EXERCISE BRIEF: The answer must consist of the records below, repeated exactly.

Records contained in a dataset:

══════════

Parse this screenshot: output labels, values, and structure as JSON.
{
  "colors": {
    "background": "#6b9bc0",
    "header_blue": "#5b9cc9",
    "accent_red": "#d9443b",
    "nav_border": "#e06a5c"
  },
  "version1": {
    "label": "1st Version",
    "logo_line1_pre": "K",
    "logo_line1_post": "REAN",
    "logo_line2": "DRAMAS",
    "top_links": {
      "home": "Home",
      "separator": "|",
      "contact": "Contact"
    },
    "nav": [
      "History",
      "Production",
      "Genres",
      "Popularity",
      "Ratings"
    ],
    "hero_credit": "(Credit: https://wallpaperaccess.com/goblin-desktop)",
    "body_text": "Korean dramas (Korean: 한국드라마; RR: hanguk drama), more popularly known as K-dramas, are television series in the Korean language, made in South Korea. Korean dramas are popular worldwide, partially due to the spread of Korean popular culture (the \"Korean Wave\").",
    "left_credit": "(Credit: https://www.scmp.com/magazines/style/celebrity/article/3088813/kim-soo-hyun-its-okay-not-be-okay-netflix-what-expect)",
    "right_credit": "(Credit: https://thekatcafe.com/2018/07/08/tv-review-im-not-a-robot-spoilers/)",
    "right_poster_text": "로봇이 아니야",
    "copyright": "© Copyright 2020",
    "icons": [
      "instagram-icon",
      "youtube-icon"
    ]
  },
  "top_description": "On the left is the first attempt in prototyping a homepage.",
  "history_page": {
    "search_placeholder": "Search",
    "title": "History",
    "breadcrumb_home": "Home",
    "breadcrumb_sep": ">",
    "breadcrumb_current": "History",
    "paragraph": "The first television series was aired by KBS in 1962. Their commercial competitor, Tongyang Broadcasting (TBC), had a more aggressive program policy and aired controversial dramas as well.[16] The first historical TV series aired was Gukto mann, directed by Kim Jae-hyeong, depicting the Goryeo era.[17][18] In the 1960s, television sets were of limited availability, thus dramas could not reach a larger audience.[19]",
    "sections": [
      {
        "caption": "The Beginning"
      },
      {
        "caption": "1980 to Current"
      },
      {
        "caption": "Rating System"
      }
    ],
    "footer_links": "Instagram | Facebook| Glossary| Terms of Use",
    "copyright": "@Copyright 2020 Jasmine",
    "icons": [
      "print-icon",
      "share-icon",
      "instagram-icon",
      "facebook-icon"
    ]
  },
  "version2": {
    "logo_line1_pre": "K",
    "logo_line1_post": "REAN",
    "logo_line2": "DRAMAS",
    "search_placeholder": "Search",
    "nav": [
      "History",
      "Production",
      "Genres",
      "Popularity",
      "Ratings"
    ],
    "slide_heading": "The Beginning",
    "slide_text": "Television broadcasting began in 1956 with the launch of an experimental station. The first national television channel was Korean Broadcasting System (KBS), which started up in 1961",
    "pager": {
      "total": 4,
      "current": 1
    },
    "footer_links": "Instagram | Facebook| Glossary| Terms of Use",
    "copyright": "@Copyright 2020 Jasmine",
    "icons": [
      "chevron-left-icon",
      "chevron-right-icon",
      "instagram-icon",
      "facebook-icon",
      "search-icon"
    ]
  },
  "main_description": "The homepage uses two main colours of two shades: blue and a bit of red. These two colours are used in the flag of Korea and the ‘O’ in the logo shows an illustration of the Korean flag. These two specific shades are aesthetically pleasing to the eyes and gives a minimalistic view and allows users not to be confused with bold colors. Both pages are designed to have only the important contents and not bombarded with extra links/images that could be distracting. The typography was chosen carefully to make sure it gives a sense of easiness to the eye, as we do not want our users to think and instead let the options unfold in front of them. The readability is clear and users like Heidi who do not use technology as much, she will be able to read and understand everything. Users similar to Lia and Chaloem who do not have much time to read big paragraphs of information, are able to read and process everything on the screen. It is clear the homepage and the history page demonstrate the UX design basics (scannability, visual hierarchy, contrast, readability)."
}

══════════

RESPONSE BOX:
Parse this screenshot: output labels, values, and structure as JSON.
{
  "colors": {
    "background": "#6b9bc0",
    "header_blue": "#5b9cc9",
    "accent_red": "#d9443b",
    "nav_border": "#e06a5c"
  },
  "version1": {
    "label": "1st Version",
    "logo_line1_pre": "K",
    "logo_line1_post": "REAN",
    "logo_line2": "DRAMAS",
    "top_links": {
      "home": "Home",
      "separator": "|",
      "contact": "Contact"
    },
    "nav": [
      "History",
      "Production",
      "Genres",
      "Popularity",
      "Ratings"
    ],
    "hero_credit": "(Credit: https://wallpaperaccess.com/goblin-desktop)",
    "body_text": "Korean dramas (Korean: 한국드라마; RR: hanguk drama), more popularly known as K-dramas, are television series in the Korean language, made in South Korea. Korean dramas are popular worldwide, partially due to the spread of Korean popular culture (the \"Korean Wave\").",
    "left_credit": "(Credit: https://www.scmp.com/magazines/style/celebrity/article/3088813/kim-soo-hyun-its-okay-not-be-okay-netflix-what-expect)",
    "right_credit": "(Credit: https://thekatcafe.com/2018/07/08/tv-review-im-not-a-robot-spoilers/)",
    "right_poster_text": "로봇이 아니야",
    "copyright": "© Copyright 2020",
    "icons": [
      "instagram-icon",
      "youtube-icon"
    ]
  },
  "top_description": "On the left is the first attempt in prototyping a homepage.",
  "history_page": {
    "search_placeholder": "Search",
    "title": "History",
    "breadcrumb_home": "Home",
    "breadcrumb_sep": ">",
    "breadcrumb_current": "History",
    "paragraph": "The first television series was aired by KBS in 1962. Their commercial competitor, Tongyang Broadcasting (TBC), had a more aggressive program policy and aired controversial dramas as well.[16] The first historical TV series aired was Gukto mann, directed by Kim Jae-hyeong, depicting the Goryeo era.[17][18] In the 1960s, television sets were of limited availability, thus dramas could not reach a larger audience.[19]",
    "sections": [
      {
        "caption": "The Beginning"
      },
      {
        "caption": "1980 to Current"
      },
      {
        "caption": "Rating System"
      }
    ],
    "footer_links": "Instagram | Facebook| Glossary| Terms of Use",
    "copyright": "@Copyright 2020 Jasmine",
    "icons": [
      "print-icon",
      "share-icon",
      "instagram-icon",
      "facebook-icon"
    ]
  },
  "version2": {
    "logo_line1_pre": "K",
    "logo_line1_post": "REAN",
    "logo_line2": "DRAMAS",
    "search_placeholder": "Search",
    "nav": [
      "History",
      "Production",
      "Genres",
      "Popularity",
      "Ratings"
    ],
    "slide_heading": "The Beginning",
    "slide_text": "Television broadcasting began in 1956 with the launch of an experimental station. The first national television channel was Korean Broadcasting System (KBS), which started up in 1961",
    "pager": {
      "total": 4,
      "current": 1
    },
    "footer_links": "Instagram | Facebook| Glossary| Terms of Use",
    "copyright": "@Copyright 2020 Jasmine",
    "icons": [
      "chevron-left-icon",
      "chevron-right-icon",
      "instagram-icon",
      "facebook-icon",
      "search-icon"
    ]
  },
  "main_description": "The homepage uses two main colours of two shades: blue and a bit of red. These two colours are used in the flag of Korea and the ‘O’ in the logo shows an illustration of the Korean flag. These two specific shades are aesthetically pleasing to the eyes and gives a minimalistic view and allows users not to be confused with bold colors. Both pages are designed to have only the important contents and not bombarded with extra links/images that could be distracting. The typography was chosen carefully to make sure it gives a sense of easiness to the eye, as we do not want our users to think and instead let the options unfold in front of them. The readability is clear and users like Heidi who do not use technology as much, she will be able to read and understand everything. Users similar to Lia and Chaloem who do not have much time to read big paragraphs of information, are able to read and process everything on the screen. It is clear the homepage and the history page demonstrate the UX design basics (scannability, visual hierarchy, contrast, readability)."
}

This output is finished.